··· EXTRACTED INFORMATION
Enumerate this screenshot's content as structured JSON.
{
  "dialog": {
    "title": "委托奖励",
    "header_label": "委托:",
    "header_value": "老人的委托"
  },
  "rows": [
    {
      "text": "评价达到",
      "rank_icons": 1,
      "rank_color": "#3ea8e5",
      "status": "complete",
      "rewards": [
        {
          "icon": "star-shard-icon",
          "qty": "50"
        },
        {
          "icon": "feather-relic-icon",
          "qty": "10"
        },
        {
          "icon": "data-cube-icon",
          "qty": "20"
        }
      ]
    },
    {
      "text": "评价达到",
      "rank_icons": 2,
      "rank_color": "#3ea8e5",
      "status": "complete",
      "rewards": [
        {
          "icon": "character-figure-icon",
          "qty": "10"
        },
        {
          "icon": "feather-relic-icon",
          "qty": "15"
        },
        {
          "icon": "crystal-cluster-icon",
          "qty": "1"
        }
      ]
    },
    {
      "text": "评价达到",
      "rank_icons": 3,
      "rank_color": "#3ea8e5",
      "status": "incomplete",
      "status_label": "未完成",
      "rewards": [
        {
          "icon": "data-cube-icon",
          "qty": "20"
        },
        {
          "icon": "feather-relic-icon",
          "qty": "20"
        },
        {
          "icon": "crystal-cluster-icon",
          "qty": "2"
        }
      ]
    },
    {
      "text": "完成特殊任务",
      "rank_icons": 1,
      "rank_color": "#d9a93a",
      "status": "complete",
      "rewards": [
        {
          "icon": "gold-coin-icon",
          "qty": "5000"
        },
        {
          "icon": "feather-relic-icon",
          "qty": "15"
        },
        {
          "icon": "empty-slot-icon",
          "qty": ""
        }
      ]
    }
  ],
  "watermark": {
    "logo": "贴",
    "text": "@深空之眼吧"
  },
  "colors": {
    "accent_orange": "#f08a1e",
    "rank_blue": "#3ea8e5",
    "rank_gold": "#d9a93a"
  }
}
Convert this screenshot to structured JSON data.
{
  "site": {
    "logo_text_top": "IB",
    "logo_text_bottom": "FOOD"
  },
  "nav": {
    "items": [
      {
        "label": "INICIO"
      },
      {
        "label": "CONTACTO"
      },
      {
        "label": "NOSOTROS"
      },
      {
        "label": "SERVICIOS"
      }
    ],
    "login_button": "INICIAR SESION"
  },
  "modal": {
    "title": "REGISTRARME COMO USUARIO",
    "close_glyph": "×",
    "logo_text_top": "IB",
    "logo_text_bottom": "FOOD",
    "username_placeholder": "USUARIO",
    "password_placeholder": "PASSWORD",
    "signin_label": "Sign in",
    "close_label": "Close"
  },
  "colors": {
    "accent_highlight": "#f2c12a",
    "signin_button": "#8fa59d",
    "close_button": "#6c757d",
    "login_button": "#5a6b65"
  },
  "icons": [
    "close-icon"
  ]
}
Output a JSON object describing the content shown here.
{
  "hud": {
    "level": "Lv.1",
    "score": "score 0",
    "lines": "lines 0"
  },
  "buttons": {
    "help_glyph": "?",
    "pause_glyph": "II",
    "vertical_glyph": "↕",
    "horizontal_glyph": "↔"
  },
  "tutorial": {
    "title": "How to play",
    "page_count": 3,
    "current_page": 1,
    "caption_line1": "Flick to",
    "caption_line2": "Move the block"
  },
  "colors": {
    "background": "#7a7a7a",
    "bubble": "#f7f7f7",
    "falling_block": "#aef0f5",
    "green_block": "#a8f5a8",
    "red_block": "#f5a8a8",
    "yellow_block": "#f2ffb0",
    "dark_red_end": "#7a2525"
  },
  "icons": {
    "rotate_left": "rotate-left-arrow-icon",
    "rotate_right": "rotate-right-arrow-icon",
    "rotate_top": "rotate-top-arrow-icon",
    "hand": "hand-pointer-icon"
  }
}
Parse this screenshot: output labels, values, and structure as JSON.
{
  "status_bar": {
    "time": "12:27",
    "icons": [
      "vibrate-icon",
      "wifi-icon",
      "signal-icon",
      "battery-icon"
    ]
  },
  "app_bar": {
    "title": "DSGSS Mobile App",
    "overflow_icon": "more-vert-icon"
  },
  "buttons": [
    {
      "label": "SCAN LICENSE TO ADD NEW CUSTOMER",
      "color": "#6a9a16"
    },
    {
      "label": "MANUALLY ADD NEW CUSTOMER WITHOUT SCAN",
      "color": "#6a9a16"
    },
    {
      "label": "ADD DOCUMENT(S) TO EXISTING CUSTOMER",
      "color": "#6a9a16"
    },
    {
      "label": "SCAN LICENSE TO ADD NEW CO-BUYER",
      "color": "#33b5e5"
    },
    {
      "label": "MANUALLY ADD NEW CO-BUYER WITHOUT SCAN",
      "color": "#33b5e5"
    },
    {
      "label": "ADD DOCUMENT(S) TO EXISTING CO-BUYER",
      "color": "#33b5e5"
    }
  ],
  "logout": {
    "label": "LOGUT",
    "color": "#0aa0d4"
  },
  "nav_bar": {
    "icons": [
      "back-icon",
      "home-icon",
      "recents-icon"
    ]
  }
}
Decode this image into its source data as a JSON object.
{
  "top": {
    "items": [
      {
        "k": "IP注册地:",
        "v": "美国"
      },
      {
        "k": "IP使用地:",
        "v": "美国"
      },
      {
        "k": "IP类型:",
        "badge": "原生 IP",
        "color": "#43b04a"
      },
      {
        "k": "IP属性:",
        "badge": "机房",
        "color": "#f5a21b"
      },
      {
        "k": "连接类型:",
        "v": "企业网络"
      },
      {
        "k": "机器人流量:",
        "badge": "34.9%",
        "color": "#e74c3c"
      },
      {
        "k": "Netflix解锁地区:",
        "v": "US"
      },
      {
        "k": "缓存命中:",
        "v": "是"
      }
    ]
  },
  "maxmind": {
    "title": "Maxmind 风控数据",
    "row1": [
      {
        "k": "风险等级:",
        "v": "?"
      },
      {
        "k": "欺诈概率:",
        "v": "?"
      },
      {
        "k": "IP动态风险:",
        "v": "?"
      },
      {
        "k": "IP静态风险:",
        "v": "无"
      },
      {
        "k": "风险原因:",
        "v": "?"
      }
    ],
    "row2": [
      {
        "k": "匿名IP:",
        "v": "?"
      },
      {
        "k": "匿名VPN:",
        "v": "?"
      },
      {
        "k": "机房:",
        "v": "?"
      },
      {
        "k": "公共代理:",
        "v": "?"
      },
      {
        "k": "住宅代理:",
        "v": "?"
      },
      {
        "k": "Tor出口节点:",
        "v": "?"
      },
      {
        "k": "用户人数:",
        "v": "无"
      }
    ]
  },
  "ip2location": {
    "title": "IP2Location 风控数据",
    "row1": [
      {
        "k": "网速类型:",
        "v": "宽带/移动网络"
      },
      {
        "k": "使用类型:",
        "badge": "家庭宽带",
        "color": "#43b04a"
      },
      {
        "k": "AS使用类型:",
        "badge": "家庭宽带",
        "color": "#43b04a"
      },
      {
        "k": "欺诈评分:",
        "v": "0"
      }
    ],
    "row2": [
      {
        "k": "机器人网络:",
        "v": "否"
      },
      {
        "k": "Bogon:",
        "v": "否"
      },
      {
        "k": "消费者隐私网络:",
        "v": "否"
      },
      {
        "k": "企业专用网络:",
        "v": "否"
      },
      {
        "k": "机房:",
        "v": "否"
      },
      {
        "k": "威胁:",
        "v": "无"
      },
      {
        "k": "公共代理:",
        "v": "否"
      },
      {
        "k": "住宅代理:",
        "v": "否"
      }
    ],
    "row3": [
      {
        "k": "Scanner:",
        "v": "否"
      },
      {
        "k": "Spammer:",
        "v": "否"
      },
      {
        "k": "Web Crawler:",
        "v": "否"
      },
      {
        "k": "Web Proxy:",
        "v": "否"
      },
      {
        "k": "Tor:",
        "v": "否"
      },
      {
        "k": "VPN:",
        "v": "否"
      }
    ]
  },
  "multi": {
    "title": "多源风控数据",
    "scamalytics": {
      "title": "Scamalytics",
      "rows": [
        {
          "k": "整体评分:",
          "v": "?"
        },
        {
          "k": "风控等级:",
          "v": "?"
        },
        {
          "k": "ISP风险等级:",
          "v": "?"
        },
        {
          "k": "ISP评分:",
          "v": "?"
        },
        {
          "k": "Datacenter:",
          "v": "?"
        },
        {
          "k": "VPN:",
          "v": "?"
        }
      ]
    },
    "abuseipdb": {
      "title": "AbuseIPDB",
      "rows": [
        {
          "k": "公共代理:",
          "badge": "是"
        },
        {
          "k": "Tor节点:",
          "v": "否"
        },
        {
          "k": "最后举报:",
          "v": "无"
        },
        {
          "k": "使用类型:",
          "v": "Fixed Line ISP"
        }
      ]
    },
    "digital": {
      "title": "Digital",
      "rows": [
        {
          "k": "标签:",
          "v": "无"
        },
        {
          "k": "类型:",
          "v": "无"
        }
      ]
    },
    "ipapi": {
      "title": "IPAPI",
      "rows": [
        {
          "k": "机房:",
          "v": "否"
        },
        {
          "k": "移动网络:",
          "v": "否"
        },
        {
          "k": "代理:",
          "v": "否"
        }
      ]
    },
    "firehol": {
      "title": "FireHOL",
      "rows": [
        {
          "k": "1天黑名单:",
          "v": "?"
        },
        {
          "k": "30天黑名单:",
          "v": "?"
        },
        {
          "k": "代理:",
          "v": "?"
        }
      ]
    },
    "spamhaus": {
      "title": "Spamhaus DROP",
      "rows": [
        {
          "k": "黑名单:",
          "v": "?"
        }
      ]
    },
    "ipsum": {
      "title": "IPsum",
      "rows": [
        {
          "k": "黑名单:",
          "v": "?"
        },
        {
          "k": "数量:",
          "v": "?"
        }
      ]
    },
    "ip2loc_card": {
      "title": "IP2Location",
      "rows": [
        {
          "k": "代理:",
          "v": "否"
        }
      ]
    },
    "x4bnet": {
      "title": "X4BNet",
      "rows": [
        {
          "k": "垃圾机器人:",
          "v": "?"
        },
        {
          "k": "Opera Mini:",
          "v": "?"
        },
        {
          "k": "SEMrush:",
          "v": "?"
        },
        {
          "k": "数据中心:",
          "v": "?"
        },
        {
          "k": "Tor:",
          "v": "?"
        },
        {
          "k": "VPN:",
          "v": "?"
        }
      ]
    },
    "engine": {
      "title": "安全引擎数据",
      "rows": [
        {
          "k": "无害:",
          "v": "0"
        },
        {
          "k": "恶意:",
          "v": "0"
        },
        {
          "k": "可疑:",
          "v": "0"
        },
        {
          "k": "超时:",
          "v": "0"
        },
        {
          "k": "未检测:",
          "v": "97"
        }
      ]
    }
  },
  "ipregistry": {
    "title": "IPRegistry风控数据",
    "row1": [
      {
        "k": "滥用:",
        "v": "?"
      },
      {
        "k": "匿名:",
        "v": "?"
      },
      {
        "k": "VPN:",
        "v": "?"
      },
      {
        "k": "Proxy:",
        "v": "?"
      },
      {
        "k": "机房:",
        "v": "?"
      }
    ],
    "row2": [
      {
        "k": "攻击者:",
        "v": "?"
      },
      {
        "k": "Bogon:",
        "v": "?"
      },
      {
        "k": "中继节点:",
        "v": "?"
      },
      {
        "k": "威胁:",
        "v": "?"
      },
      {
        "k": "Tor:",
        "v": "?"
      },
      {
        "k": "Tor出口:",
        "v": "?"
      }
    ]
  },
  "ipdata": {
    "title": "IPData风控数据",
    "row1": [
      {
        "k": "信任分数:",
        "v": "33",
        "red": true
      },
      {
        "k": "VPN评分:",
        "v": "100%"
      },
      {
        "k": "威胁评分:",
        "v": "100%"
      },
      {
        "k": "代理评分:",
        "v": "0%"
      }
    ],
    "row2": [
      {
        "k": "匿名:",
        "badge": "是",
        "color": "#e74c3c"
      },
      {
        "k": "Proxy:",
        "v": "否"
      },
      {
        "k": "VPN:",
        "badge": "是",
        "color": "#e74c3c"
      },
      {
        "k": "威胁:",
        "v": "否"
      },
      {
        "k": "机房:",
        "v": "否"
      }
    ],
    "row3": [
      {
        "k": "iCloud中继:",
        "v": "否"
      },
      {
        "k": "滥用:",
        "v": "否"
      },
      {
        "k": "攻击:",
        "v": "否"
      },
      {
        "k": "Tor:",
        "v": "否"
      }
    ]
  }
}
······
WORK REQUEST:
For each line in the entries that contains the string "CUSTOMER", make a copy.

RESPONSE:
      "label": "SCAN LICENSE TO ADD NEW CUSTOMER",
      "label": "MANUALLY ADD NEW CUSTOMER WITHOUT SCAN",
      "label": "ADD DOCUMENT(S) TO EXISTING CUSTOMER",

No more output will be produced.